Would you please copy each line below that includes the string "name"?

AVAILABLE RECORDS Start Marker

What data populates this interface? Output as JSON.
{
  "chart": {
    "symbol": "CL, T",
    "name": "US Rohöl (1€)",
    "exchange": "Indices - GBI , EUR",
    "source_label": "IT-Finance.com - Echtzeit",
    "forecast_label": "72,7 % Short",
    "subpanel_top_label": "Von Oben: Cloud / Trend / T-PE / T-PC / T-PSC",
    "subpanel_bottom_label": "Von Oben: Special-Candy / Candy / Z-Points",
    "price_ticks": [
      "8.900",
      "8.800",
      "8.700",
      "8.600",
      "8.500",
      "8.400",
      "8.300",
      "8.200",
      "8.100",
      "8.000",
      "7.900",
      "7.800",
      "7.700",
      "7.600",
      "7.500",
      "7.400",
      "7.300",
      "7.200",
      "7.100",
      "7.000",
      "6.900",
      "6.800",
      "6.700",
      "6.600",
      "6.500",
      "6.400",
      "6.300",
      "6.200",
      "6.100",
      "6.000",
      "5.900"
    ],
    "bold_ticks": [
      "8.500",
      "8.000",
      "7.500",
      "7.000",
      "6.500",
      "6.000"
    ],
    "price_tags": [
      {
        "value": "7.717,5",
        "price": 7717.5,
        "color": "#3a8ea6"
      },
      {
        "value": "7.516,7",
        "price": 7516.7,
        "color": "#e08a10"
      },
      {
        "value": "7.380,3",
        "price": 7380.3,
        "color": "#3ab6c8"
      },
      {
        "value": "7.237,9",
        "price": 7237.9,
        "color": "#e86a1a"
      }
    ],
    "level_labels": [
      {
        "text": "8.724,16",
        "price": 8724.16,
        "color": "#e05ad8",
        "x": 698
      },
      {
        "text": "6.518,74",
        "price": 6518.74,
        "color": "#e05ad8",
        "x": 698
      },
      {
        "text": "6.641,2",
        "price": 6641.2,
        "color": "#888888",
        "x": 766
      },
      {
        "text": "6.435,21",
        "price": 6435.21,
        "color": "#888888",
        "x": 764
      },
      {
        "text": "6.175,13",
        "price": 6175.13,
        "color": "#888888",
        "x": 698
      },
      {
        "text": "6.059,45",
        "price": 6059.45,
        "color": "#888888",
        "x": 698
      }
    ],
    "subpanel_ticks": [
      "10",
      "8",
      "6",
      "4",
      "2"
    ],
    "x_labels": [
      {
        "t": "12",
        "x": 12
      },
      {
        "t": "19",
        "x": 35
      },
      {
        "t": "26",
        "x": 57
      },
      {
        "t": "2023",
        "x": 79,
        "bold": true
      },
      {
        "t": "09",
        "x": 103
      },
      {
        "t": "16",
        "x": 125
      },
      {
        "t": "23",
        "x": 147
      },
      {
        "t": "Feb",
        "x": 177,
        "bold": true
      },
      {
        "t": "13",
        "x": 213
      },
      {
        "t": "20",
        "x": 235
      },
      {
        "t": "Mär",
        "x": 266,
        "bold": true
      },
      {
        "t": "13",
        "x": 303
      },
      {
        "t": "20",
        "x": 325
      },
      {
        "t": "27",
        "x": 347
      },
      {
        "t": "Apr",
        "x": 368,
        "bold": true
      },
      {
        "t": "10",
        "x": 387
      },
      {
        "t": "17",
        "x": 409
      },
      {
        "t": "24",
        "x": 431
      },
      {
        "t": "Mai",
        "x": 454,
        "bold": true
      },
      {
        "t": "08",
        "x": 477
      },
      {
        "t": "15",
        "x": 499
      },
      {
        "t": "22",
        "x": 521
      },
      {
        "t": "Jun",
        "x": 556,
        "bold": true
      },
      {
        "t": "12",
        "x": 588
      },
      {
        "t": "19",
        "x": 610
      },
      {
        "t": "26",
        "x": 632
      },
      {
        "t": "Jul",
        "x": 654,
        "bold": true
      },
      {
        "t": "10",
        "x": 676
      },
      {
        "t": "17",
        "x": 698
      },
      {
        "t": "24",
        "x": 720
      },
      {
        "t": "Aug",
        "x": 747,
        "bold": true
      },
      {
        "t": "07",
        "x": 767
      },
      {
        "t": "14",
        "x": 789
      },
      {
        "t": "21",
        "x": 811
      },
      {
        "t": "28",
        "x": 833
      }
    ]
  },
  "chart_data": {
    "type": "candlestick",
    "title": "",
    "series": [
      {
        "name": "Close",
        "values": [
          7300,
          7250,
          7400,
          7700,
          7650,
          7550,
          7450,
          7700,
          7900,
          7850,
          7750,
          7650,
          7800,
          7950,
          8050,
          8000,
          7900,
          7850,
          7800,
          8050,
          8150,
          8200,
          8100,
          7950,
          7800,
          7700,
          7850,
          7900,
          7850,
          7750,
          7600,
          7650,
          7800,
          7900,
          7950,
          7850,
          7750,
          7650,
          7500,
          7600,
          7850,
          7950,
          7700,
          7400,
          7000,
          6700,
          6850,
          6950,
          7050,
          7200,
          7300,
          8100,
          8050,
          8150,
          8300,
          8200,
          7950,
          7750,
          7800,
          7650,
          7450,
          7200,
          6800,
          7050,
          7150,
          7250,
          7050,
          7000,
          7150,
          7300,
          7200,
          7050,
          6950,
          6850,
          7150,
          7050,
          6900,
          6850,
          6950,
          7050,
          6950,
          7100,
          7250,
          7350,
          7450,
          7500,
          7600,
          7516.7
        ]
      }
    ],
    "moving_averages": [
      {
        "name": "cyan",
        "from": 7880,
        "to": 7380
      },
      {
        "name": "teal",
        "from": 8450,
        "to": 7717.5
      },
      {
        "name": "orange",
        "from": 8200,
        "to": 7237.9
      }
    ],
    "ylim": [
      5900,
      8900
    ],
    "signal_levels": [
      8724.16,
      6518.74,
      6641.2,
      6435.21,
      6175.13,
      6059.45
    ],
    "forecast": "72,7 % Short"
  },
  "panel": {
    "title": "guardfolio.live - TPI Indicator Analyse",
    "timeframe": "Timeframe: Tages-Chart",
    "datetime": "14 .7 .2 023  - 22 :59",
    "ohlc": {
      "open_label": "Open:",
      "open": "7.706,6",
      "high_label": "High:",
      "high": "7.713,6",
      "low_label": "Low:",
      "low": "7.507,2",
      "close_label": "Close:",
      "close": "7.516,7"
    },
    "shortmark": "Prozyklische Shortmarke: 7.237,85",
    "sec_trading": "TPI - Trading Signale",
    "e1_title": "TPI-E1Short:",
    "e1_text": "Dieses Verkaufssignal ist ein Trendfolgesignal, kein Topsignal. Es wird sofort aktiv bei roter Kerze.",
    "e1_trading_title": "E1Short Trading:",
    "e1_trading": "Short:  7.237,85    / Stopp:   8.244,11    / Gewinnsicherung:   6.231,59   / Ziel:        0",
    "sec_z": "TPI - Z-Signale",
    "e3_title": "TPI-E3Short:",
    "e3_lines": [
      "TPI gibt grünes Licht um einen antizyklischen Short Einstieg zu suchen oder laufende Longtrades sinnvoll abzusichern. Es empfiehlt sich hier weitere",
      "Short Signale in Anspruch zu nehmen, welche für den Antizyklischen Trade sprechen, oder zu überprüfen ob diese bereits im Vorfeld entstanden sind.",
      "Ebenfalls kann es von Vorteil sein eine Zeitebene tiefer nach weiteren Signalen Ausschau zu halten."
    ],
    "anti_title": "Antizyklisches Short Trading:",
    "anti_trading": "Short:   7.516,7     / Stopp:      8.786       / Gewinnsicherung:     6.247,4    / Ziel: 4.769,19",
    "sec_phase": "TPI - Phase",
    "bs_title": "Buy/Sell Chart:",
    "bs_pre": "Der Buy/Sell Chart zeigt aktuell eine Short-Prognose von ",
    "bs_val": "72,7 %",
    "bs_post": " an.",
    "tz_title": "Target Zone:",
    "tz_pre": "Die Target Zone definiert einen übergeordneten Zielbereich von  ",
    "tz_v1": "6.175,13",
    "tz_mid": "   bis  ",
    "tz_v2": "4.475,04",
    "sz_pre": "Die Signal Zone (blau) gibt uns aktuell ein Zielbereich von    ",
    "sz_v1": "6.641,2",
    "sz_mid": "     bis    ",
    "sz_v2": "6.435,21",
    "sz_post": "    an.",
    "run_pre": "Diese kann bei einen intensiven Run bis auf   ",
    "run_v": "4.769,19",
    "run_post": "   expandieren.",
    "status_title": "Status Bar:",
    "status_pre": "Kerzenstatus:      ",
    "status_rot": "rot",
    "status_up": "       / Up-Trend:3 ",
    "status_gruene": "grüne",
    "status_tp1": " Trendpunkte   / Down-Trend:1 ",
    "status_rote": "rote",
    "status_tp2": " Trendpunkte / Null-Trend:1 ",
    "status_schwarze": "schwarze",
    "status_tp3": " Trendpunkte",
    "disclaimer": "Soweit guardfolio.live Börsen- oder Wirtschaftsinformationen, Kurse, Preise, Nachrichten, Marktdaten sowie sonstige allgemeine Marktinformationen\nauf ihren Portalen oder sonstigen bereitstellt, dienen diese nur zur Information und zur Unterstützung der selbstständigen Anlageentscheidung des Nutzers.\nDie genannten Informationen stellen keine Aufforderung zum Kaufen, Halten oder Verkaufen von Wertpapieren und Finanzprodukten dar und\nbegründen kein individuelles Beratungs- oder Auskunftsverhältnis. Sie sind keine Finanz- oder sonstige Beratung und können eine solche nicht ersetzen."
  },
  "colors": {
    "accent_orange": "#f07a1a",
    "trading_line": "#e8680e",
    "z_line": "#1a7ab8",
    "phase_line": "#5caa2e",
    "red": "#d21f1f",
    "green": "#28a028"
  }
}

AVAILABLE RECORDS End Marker

ANSWER TO THE EXERCISE.
    "name": "US Rohöl (1€)",
        "name": "Close",
        "name": "cyan",
        "name": "teal",
        "name": "orange",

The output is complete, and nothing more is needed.